# Supporting hyperplane

*of a set $M$ in an $n$-dimensional vector space*

An $(n-1)$-dimensional plane containing points of the closure of $M$ and leaving $M$ in one closed half-space. When $n=3$, a supporting hyperplane is called a supporting plane, while when $n=2$, it is called a supporting line.

A boundary point of $M$ through which at least one supporting hyperplane passes is called a support point of $M$. In a convex set $M$, all boundary points are support points. This property was used by Archimedes as a definition of the convexity of $M$. Boundary points of a convex set $M$ through which only one supporting hyperplane passes are called smooth.

In general vector spaces, where a hyperplane can be defined as a domain of constant value of a linear functional, the concept of a supporting hyperplane of a set $M$ can also be defined (the values of the linear functional at the points of $M$ should be all less (all greater) than or equal to the value the linear functional takes on the hyperplane).

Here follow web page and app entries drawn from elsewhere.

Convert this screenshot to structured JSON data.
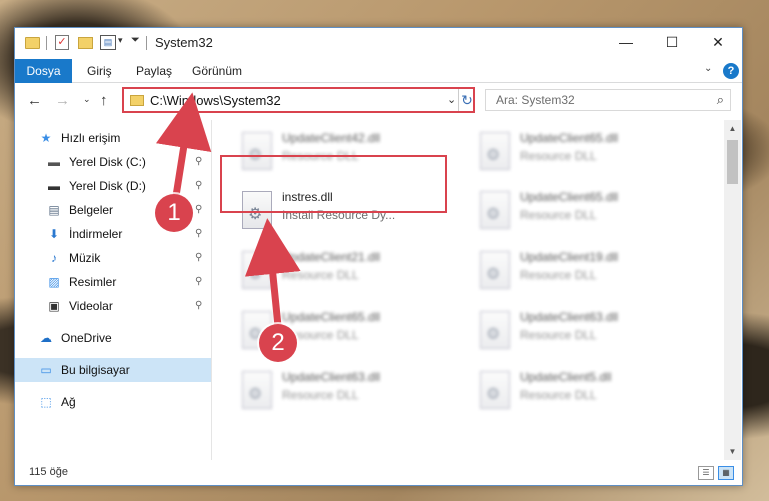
{
  "window": {
    "title": "System32",
    "controls": {
      "minimize": "—",
      "maximize": "☐",
      "close": "✕"
    }
  },
  "ribbon": {
    "tabs": [
      "Dosya",
      "Giriş",
      "Paylaş",
      "Görünüm"
    ],
    "expand_glyph": "⌄",
    "help_glyph": "?"
  },
  "navigation": {
    "back": "←",
    "forward": "→",
    "recent": "⌄",
    "up": "↑",
    "address": "C:\\Windows\\System32",
    "address_dropdown": "⌄",
    "refresh": "↻",
    "search_placeholder": "Ara: System32"
  },
  "sidebar": {
    "quick_access": "Hızlı erişim",
    "items": [
      {
        "label": "Yerel Disk (C:)",
        "pinned": true
      },
      {
        "label": "Yerel Disk (D:)",
        "pinned": true
      },
      {
        "label": "Belgeler",
        "pinned": true
      },
      {
        "label": "İndirmeler",
        "pinned": true
      },
      {
        "label": "Müzik",
        "pinned": true
      },
      {
        "label": "Resimler",
        "pinned": true
      },
      {
        "label": "Videolar",
        "pinned": true
      }
    ],
    "onedrive": "OneDrive",
    "this_pc": "Bu bilgisayar",
    "network": "Ağ",
    "pin_glyph": "📌"
  },
  "files": {
    "left": [
      {
        "name": "UpdateClient42.dll",
        "type": "Resource DLL"
      },
      {
        "name": "instres.dll",
        "type": "Install Resource Dy..."
      },
      {
        "name": "UpdateClient21.dll",
        "type": "Resource DLL"
      },
      {
        "name": "UpdateClient65.dll",
        "type": "Resource DLL"
      },
      {
        "name": "UpdateClient63.dll",
        "type": "Resource DLL"
      }
    ],
    "right": [
      {
        "name": "UpdateClient65.dll",
        "type": "Resource DLL"
      },
      {
        "name": "UpdateClient65.dll",
        "type": "Resource DLL"
      },
      {
        "name": "UpdateClient19.dll",
        "type": "Resource DLL"
      },
      {
        "name": "UpdateClient63.dll",
        "type": "Resource DLL"
      },
      {
        "name": "UpdateClient5.dll",
        "type": "Resource DLL"
      }
    ]
  },
  "status": {
    "item_count": "115 öğe"
  },
  "annotations": {
    "step1": "1",
    "step2": "2",
    "color": "#d9434e"
  }
}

#### Comments

Supporting hyperplanes are also of importance in applications of convexity, e.g. optimization and geometry of numbers.

#### References

[a1] | P.M. Gruber, C.G. Lekkerkerker, "Geometry of numbers" , North-Holland (1987) pp. Sect. (iv) (Updated reprint) |

[a2] | R.T. Rockafellar, "Convex analysis" , Princeton Univ. Press (1970) pp. 23; 307 |

[a3] | R. Schneider, "Boundary structure and curvature of convex bodies" J. Tölke (ed.) J.M. Wills (ed.) , Contributions to geometry , Birkhäuser (1979) pp. 13–59 |

[a4] | J. Stoer, C. Witzgall, "Convexity and optimization in finite dimensions" , 1 , Springer (1970) |

[a5] | J. Lindenstrauss (ed.) V.D. Milman (ed.) , Geometric aspects of functional analysis , Lect. notes in math. , 1376 , Springer (1988) |

**How to Cite This Entry:**

Supporting hyperplane.

*Encyclopedia of Mathematics.*URL: http://www.encyclopediaofmath.org/index.php?title=Supporting_hyperplane&oldid=33306